The problem - Copy the following data exactly and drop the pictures.

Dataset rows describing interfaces
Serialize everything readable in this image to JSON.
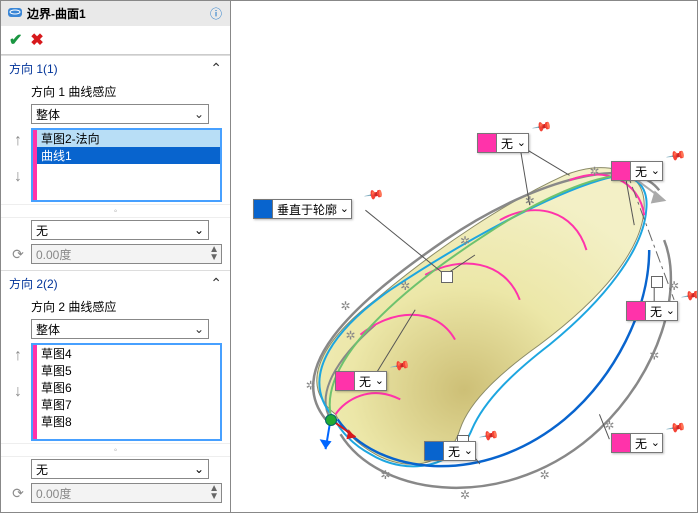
{
  "title": "边界-曲面1",
  "ok_tooltip": "OK",
  "cancel_tooltip": "Cancel",
  "dir1": {
    "head": "方向 1(1)",
    "sublabel": "方向 1 曲线感应",
    "influence": "整体",
    "items": [
      "草图2-法向",
      "曲线1"
    ],
    "items_sel": [
      0,
      1
    ],
    "sel_index_hi": 1,
    "tangent": "无",
    "angle": "0.00度"
  },
  "dir2": {
    "head": "方向 2(2)",
    "sublabel": "方向 2 曲线感应",
    "influence": "整体",
    "items": [
      "草图4",
      "草图5",
      "草图6",
      "草图7",
      "草图8"
    ],
    "tangent": "无",
    "angle": "0.00度"
  },
  "callouts": {
    "perp": "垂直于轮廓",
    "none": "无"
  },
  "chart_data": null
}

Solution to the exercise -
Serialize everything readable in this image to JSON.
{
  "title": "边界-曲面1",
  "ok_tooltip": "OK",
  "cancel_tooltip": "Cancel",
  "dir1": {
    "head": "方向 1(1)",
    "sublabel": "方向 1 曲线感应",
    "influence": "整体",
    "items": [
      "草图2-法向",
      "曲线1"
    ],
    "items_sel": [
      0,
      1
    ],
    "sel_index_hi": 1,
    "tangent": "无",
    "angle": "0.00度"
  },
  "dir2": {
    "head": "方向 2(2)",
    "sublabel": "方向 2 曲线感应",
    "influence": "整体",
    "items": [
      "草图4",
      "草图5",
      "草图6",
      "草图7",
      "草图8"
    ],
    "tangent": "无",
    "angle": "0.00度"
  },
  "callouts": {
    "perp": "垂直于轮廓",
    "none": "无"
  },
  "chart_data": null
}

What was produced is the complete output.